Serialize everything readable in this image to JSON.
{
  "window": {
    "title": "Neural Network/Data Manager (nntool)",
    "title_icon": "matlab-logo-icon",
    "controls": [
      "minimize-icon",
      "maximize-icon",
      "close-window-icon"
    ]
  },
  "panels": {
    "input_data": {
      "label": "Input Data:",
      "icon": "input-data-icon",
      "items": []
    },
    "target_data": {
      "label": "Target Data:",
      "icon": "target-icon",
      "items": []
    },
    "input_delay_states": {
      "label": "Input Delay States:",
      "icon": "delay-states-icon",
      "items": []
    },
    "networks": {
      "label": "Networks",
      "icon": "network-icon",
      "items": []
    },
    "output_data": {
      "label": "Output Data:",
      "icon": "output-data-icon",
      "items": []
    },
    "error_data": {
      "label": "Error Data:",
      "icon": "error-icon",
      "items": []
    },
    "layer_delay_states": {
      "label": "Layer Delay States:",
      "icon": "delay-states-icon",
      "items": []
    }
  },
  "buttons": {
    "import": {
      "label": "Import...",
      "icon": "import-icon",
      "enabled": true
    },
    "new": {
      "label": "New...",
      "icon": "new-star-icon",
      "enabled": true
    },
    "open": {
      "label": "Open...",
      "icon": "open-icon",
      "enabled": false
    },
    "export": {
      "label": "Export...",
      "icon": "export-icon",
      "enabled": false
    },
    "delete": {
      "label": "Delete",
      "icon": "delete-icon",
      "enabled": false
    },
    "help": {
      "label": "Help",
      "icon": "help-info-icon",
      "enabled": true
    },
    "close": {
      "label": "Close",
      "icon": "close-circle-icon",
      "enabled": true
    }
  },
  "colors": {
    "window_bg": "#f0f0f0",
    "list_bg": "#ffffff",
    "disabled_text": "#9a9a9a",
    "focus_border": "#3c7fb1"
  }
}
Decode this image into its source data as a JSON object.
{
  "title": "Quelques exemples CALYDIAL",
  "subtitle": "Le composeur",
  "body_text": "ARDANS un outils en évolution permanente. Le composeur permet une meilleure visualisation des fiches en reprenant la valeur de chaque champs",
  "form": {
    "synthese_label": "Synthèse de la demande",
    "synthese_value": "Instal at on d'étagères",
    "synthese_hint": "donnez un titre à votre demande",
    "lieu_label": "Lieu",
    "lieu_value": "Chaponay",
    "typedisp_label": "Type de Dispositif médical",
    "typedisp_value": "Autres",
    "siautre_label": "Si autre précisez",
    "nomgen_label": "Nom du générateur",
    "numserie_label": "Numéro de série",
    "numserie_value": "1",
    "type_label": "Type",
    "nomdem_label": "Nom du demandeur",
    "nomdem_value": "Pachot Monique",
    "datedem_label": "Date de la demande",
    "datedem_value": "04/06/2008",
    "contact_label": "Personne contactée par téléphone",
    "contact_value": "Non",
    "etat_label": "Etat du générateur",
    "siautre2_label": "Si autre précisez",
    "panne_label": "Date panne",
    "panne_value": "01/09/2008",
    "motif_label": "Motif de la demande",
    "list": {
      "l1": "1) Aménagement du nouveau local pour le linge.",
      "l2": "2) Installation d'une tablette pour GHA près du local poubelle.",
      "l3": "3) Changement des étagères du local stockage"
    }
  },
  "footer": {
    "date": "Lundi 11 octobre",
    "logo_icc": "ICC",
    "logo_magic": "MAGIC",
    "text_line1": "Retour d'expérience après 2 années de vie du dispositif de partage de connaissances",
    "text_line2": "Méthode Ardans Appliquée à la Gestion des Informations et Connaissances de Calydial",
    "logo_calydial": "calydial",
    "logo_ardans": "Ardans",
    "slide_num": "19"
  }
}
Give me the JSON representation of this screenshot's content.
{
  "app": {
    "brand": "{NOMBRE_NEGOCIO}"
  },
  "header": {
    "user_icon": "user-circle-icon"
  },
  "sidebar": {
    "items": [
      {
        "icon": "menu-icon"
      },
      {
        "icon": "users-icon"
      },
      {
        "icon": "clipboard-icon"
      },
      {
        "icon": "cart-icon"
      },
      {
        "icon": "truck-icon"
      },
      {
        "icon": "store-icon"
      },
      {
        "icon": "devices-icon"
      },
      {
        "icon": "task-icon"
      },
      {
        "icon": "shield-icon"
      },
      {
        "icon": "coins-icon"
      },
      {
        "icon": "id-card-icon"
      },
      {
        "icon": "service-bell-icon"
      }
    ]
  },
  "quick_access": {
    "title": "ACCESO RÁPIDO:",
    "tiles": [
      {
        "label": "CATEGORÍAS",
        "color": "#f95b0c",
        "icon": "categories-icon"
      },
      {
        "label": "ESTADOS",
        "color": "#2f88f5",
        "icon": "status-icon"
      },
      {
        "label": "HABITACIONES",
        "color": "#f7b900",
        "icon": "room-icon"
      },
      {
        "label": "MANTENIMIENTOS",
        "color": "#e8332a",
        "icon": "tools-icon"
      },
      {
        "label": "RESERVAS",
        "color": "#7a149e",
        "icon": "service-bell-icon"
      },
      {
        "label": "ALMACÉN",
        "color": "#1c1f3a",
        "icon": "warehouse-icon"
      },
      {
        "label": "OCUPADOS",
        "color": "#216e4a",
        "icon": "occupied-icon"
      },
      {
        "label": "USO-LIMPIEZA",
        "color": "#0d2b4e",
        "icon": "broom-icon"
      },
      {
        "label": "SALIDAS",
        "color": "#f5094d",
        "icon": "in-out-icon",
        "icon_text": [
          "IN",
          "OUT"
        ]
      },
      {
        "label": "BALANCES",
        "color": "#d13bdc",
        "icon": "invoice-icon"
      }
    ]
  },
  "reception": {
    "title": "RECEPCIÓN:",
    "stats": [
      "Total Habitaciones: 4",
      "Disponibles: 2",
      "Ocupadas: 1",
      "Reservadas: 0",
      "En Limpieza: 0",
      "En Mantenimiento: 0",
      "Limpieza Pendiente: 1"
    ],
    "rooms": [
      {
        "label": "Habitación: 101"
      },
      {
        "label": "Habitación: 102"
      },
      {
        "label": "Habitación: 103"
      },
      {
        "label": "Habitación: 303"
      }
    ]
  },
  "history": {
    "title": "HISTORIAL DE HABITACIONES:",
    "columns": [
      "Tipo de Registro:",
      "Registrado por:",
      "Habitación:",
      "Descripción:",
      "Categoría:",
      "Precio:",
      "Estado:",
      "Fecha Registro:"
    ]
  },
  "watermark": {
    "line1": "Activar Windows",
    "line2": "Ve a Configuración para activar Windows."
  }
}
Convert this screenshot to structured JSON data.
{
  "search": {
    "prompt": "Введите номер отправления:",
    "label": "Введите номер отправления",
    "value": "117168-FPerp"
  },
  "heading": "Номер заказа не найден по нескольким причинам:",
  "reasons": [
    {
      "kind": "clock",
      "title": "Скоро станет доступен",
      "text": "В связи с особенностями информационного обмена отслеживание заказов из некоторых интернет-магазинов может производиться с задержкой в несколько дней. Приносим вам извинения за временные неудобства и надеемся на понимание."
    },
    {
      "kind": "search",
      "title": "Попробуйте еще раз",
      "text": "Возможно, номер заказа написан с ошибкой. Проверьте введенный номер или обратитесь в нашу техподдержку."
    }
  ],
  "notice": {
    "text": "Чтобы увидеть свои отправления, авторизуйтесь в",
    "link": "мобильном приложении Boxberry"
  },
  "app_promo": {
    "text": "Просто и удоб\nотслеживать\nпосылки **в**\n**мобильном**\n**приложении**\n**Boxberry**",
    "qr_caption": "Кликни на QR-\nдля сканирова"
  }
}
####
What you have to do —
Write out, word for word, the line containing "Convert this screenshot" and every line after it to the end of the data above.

Exercise response —
Convert this screenshot to structured JSON data.
{
  "search": {
    "prompt": "Введите номер отправления:",
    "label": "Введите номер отправления",
    "value": "117168-FPerp"
  },
  "heading": "Номер заказа не найден по нескольким причинам:",
  "reasons": [
    {
      "kind": "clock",
      "title": "Скоро станет доступен",
      "text": "В связи с особенностями информационного обмена отслеживание заказов из некоторых интернет-магазинов может производиться с задержкой в несколько дней. Приносим вам извинения за временные неудобства и надеемся на понимание."
    },
    {
      "kind": "search",
      "title": "Попробуйте еще раз",
      "text": "Возможно, номер заказа написан с ошибкой. Проверьте введенный номер или обратитесь в нашу техподдержку."
    }
  ],
  "notice": {
    "text": "Чтобы увидеть свои отправления, авторизуйтесь в",
    "link": "мобильном приложении Boxberry"
  },
  "app_promo": {
    "text": "Просто и удоб\nотслеживать\nпосылки **в**\n**мобильном**\n**приложении**\n**Boxberry**",
    "qr_caption": "Кликни на QR-\nдля сканирова"
  }
}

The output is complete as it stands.